The exceptions are firms like Breakthrough that are able to give philanthropically alongside their traditional investing, and government agencies like the U.S. Energy Department’s Loan Programs Office that offer grants and below-market loans. But even Breakthrough expects its grants to be a prelude to future equity investments with normal return expectations, and the LPO, although sitting on an unprecedented pile of billions thanks to Biden-era legislation, is slow and cumbersome. There’s no way to reach the trillions that are needed without much greater private investment — and no way to get those investors interested unless climate tech execs can learn to talk their language.
LanzaJet figured that out, and has buttressed its Breakthrough grant with investments from large corporations with an interest in low-carbon jet fuel, including the Japanese industrial giant Mitsui, British Airways, and Shell. The most important thing, Samartzis said, was to keep the company narrowly focused on bringing down the cost of transforming ethanol to jet fuel. That meant not attempting to get involved in the upstream ethanol production process, or attempting to reinvent factory hardware that’s the same as what you’d find in any other jet fuel refinery.
“You’re doing a lot of things that are new,” Samartzis said. “So you need to create some limits on what is new.”
Breakthrough won’t touch projects that don’t have a clear plan to eliminate the “green premium” on their product, Fernandez said. He also urges companies to lock in long-term purchasing agreements with customers, to put investors at ease about the market. In the case of aviation fuel, that was a challenge, because airlines typically buy fuel months, not years, at a time. It took some prodding to change that mentality, he said: “We’re having to teach other industries how to buy these products in a different way.”
The Breakthrough report recommends companies drive a tough bargain on construction contracts, including clauses that shift much of the liability for delays and cost overruns onto contractors. They also need to lock in reliable contracts to supply raw materials and clean electricity (“It’s not worth investing in a climate project that negatively impacts the environment,” the report warns).

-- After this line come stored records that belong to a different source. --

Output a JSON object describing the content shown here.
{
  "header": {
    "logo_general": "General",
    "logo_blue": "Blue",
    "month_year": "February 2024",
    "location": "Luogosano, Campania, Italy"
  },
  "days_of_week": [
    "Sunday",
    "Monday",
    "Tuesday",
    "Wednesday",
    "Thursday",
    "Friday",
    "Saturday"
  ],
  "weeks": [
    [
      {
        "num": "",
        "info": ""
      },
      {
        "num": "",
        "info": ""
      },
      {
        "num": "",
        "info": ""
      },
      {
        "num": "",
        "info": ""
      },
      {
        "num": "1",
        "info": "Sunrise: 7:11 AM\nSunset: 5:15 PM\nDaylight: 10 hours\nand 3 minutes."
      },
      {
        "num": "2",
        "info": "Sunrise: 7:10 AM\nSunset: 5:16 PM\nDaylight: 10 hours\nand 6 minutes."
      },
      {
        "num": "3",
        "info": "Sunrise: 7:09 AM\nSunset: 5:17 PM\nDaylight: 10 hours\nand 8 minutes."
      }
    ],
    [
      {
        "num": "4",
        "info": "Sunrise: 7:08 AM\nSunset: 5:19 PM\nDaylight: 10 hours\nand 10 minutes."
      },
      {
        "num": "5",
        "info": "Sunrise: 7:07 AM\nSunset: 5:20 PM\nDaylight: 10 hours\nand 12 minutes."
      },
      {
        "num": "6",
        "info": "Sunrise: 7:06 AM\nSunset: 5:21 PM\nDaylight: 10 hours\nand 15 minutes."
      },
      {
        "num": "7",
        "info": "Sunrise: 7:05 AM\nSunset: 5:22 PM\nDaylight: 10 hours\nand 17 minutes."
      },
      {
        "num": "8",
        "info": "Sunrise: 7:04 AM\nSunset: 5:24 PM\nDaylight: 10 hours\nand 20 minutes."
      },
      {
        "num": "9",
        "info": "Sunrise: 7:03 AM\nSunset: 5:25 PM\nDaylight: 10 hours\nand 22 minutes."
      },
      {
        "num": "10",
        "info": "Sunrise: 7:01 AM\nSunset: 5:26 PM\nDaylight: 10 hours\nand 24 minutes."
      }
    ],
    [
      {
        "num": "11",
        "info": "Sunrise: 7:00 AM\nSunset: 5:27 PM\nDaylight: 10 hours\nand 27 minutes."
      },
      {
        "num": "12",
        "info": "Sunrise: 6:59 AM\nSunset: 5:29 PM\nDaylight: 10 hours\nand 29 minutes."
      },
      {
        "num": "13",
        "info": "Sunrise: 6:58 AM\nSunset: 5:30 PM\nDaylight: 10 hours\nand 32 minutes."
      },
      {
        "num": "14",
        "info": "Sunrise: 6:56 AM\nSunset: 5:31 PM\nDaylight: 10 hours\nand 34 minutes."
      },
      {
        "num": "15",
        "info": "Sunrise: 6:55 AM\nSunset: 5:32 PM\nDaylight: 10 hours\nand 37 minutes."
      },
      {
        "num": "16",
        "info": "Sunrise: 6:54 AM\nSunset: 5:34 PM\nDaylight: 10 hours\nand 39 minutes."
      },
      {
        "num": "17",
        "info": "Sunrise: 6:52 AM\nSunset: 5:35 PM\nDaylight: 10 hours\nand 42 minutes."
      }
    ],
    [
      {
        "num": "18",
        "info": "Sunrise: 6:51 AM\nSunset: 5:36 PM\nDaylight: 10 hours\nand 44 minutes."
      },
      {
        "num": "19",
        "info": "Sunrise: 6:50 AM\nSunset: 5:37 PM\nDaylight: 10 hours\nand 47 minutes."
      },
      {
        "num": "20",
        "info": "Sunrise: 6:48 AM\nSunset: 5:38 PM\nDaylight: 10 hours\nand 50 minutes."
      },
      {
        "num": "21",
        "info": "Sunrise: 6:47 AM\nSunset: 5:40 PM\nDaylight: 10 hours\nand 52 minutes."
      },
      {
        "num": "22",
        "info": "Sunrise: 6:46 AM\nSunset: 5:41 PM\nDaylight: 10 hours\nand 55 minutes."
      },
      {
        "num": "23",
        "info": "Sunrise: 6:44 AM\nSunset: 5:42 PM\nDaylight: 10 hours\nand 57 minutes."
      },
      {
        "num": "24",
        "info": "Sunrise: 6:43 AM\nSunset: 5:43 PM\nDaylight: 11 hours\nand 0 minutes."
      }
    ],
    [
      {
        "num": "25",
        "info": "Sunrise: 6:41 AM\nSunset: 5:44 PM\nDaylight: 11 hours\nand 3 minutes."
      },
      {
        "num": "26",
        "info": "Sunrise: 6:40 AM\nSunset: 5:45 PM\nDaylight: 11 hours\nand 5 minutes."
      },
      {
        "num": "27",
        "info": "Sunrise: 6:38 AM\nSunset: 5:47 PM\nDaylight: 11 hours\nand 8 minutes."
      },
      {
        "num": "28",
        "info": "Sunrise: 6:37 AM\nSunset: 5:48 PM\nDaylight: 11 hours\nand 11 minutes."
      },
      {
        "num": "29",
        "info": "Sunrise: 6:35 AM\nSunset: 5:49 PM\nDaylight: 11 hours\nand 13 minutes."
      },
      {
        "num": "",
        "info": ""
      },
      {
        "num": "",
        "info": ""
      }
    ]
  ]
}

Finally, the report recommends that companies build flexibility into the prices they offer for long-term customers and not lock themselves into an offering that may turn out to be unprofitable if underlying costs change. That’s the situation that recently doomed Ørsted’s offshore wind farms in New Jersey and NuScale’s advanced nuclear power plant in Utah.
The View From Boston
Boston-based private equity firm Spring Lane Capital is working to narrow the valley of death with a two-day boot camp called Developer U that trains climate tech execs on the fundamentals of how to finance a project, get regulatory approval for it, and manage the “hard-hat crowd” that will actually build it.
“When you go and informally talk to all the climate tech accelerators, incubators, and nonprofits, there is virtually zero focus on project development,” said Sean Sandbach, the firm’s head of capital formation and ESG. “There’s a huge gap in what they understand.”
Room for Disagreement
LanzaJet isn’t out of the woods yet, having not yet reached profitability. That means locking in more customers. According to Jacobs, governments aren’t doing enough on that front, and are too focused on giving grants and loans to individual projects. “Really, they should be stoking demand,” he said, by channeling public money into more generous tax breaks for clean tech buyers.
- Commercial-scale climate tech isn’t a surefire win even after the “first of a kind” project gets built. Climate tech companies need help from traditional engineering firms to solve new problems on a project-by-project basis, investors explained to CTVC.